**ASSIGNED TASK:** For each line below that includes the word "title", make a copy.

Items from an interface collection
-=-=-
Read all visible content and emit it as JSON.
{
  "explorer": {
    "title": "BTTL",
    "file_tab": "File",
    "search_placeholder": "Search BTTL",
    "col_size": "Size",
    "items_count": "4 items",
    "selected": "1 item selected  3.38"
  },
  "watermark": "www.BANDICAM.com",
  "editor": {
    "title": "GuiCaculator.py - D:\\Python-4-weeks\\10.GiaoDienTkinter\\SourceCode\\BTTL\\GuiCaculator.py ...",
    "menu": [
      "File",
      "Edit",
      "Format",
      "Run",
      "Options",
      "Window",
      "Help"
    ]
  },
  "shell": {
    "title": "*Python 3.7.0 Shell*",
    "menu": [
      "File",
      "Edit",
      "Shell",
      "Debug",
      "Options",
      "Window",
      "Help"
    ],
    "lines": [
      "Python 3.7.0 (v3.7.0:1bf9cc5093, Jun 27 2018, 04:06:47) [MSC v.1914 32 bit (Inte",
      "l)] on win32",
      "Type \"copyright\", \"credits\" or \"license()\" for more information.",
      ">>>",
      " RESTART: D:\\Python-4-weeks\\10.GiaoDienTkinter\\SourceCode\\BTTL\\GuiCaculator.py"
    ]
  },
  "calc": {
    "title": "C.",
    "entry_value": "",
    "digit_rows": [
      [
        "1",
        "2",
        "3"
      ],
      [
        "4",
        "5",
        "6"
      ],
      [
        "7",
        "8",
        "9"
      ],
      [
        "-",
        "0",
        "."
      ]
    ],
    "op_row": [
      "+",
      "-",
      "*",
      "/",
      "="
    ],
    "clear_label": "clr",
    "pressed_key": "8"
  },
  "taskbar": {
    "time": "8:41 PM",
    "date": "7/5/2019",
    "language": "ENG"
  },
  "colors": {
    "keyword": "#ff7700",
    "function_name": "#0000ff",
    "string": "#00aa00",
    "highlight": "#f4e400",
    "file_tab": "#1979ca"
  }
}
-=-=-
**ANSWER SPACE:**
    "title": "BTTL",
    "title": "GuiCaculator.py - D:\\Python-4-weeks\\10.GiaoDienTkinter\\SourceCode\\BTTL\\GuiCaculator.py ...",
    "title": "*Python 3.7.0 Shell*",
    "title": "C.",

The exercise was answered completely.